Robert Yates, who owns the car Dale Jarrett drives, believes that a key to Gordon's midseason charge has been his team's figuring out the new Chevy engine better than anyone else.

"They're good and smart," Yates said.

2. How far can he go?

Gordon has the potential to win as many Winston Cup championships as he wants, but whether he breaks Richard Petty's and Dale Earnhardt's record of seven titles is another question. A recurring rumor has Gordon leaving NASCAR to drive Formula One cars. Or Gordon could be the next Fred Lorenzen, who won 26 races before he turned 33. Lorenzen left the sport in 1967 for various reasons. He returned in 1970 at age 36, but never was as competitive.

If Gordon stays in Winston Cup, he will win a lot, but he has little chance to catch Petty's 200 career victories.
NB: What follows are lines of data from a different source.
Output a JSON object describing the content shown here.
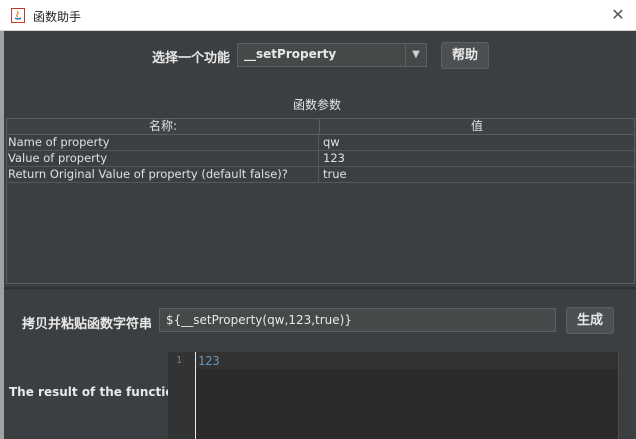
{
  "window": {
    "title": "函数助手",
    "close_label": "✕"
  },
  "selector": {
    "label": "选择一个功能",
    "selected": "__setProperty",
    "help_button": "帮助"
  },
  "params": {
    "heading": "函数参数",
    "columns": [
      "名称:",
      "值"
    ],
    "rows": [
      {
        "name": "Name of property",
        "value": "qw"
      },
      {
        "name": "Value of property",
        "value": "123"
      },
      {
        "name": "Return Original Value of property (default false)?",
        "value": "true"
      }
    ]
  },
  "copy": {
    "label": "拷贝并粘贴函数字符串",
    "value": "${__setProperty(qw,123,true)}",
    "generate_button": "生成"
  },
  "result": {
    "label": "The result of the function is",
    "line_number": "1",
    "text": "123"
  }
}
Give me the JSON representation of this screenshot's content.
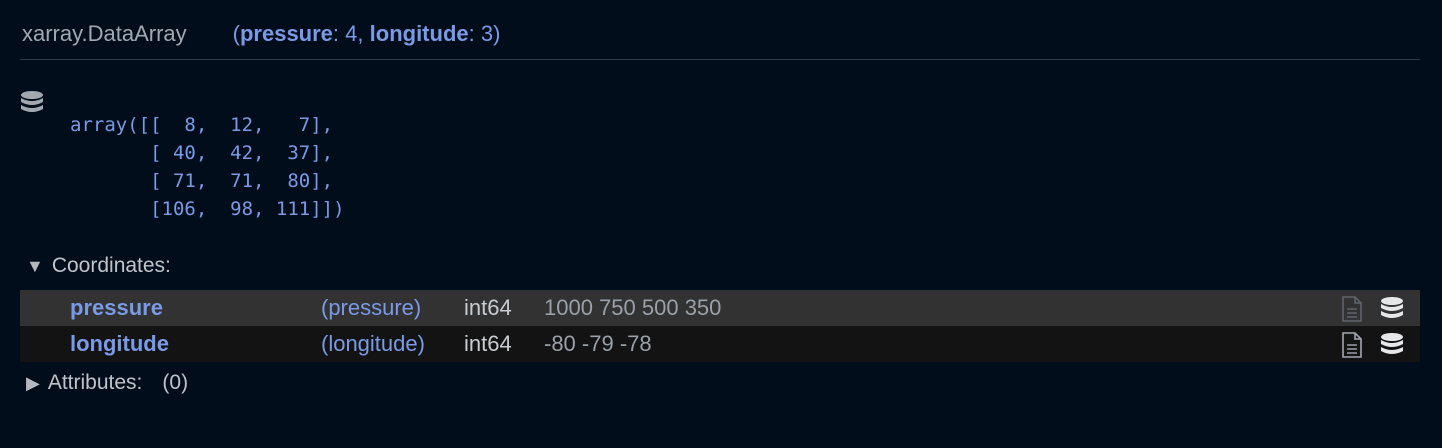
{
  "header": {
    "object_type": "xarray.DataArray",
    "dims_open": "(",
    "dims": [
      {
        "name": "pressure",
        "size": "4"
      },
      {
        "name": "longitude",
        "size": "3"
      }
    ],
    "dims_sep": ", ",
    "dims_close": ")"
  },
  "data_preview": {
    "icon": "database-icon",
    "text": "array([[  8,  12,   7],\n       [ 40,  42,  37],\n       [ 71,  71,  80],\n       [106,  98, 111]])"
  },
  "coordinates": {
    "expanded": true,
    "toggle_glyph": "▼",
    "label": "Coordinates:",
    "rows": [
      {
        "name": "pressure",
        "dims": "(pressure)",
        "dtype": "int64",
        "preview": "1000 750 500 350"
      },
      {
        "name": "longitude",
        "dims": "(longitude)",
        "dtype": "int64",
        "preview": "-80 -79 -78"
      }
    ]
  },
  "attributes": {
    "expanded": false,
    "toggle_glyph": "▶",
    "label": "Attributes:",
    "count": "(0)"
  },
  "colors": {
    "background": "#010d1a",
    "accent": "#7b9ae6",
    "row_highlight": "#323232",
    "row_alt": "#131313"
  }
}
Gordon would have to win at least 10 races for the next 17 years to have a chance.

3. What about crew chief?

Among NASCAR crew chiefs, Evernham is one of the best -- if not the best. He continually makes the right adjustments to the car during a race.
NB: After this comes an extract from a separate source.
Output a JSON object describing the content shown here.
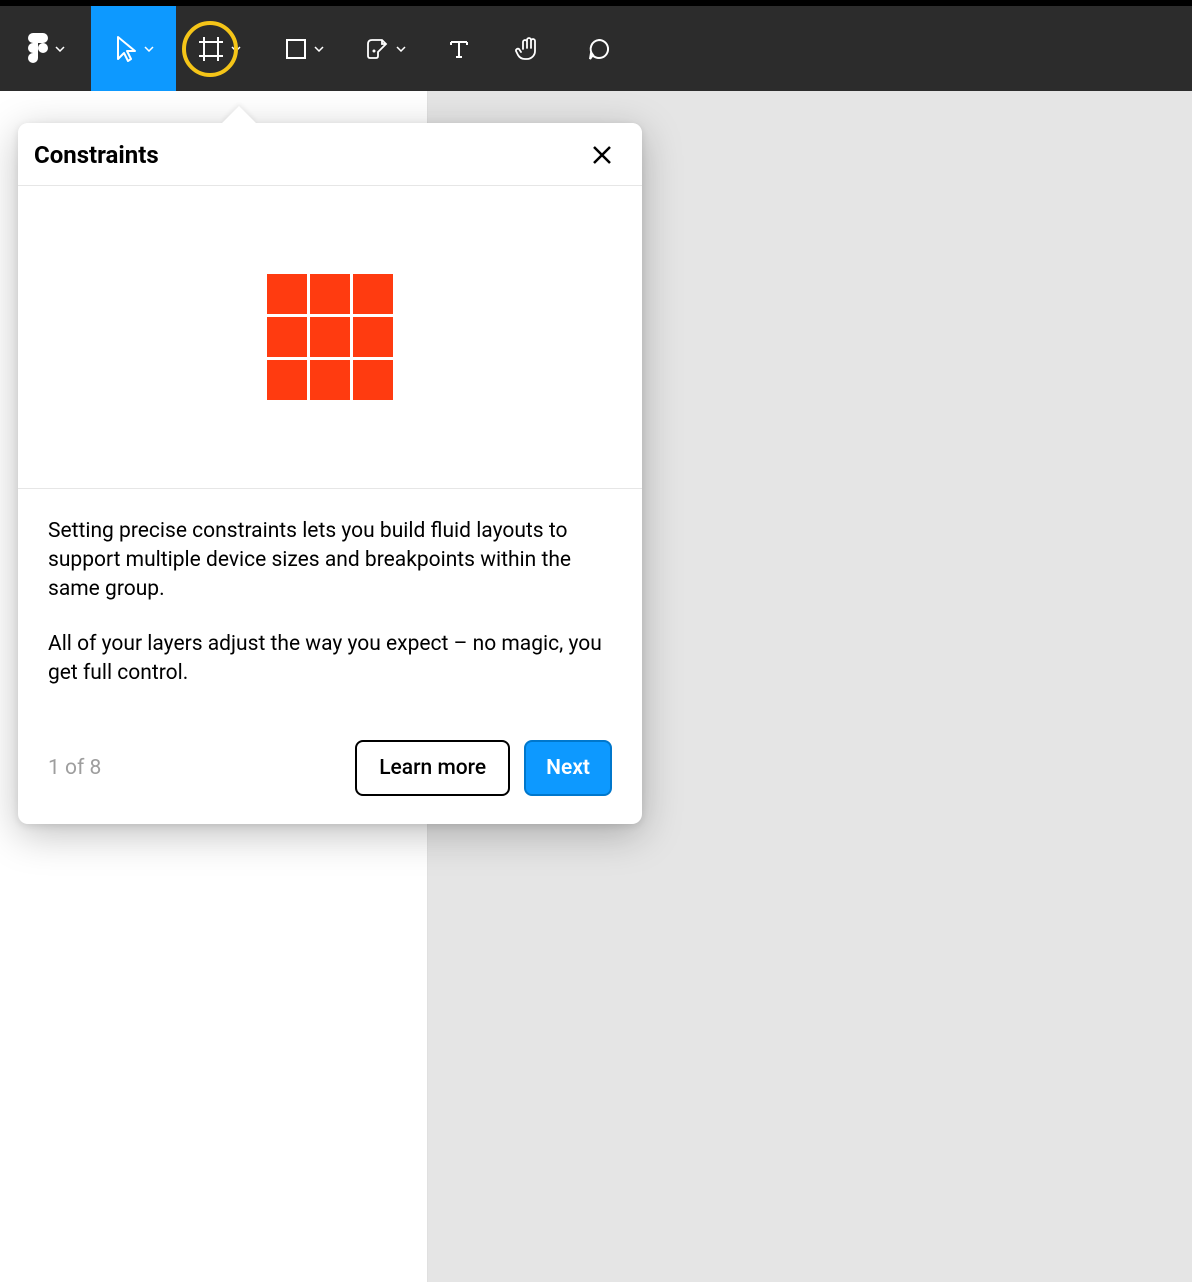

"Ray and the crew just never give up," Gordon said after coming from well behind to win at Michigan last Sunday. "We don't ever give up until the checkered flag drops."

Evernham's attention to detail might be as important to the team's success as Gordon's driving. After each race, Evernham compiles his notes and notes from the chief mechanic, the engine tuner, the tire specialist and the team engineer into a document of three or four pages.

4. Is Gordon the best ever?

That remains to be seen. Gordon is talented, but Richard Petty won on dirt tracks, short tracks and big tracks at a time when the cars were not as safe, weighed more and did not have power steering. But it is like comparing apples to oranges because Petty was at his prime in a different era.

5. Where are Chevy teams?

Because there always seems to be a lead-dog team outperforming every other team. Five years ago, that Chevy team was Dale Earnhardt's. Gordon's team seems to have everything figured out about the new SB2 engine.

6. Why is Gordon despised?

The group of fans that most despises him are 18- to 35-year-old Southern males, typically Earnhardt fans. Gordon is young, good-looking and does not come from the South. He is cheered more in the Midwest and West than he is in the South or on the East Coast.

For example, at Bristol last August, the public-address announcer could not even finish Gordon's name during a driver introduction before a majority of the crowd began to boo.

But at Indianapolis and Sears Point, he was cheered for victories

in both of those races this season.

7. Can he get Petty's mark?

The schedule is set up in a way that he can chase Richard Petty's record of 10 consecutive wins. Whether he will is another story. He has been winning so much that if someone, such as Rusty Wallace or Dale Earnhardt, is close to him at the end of the race, Gordon is likely to end up in the wall. Remember the bumping between Gordon and Jeff Burton last season in the Southern 500, with Burton admitting that he tried to put Gordon in the wall?

A win last night would be career No. 38, moving Gordon past the late Bobby Isaac into sole possession of 15th place in career victories. The next two races are in Loudon, N.H., and Darlington, S.C., and Gordon has impressive credentials at both tracks.

At Darlington, considered the toughest track on the circuit, Gordon has won the granddaddy of stock-car races -- the Southern 500 -- three years in a row. On Labor Day weekend, he will try to make it four.

That would make seven consecutive victories and move him closer to Petty's record of 10 in a row -- set in the pioneer era when NASCAR staged about 50 races per season.

8. And NASCAR's view?

Baltimore Sun Articles
Please note the green-lined linked article text has been applied commercially without any involvement from our newsroom editors, reporters or any other editorial staff.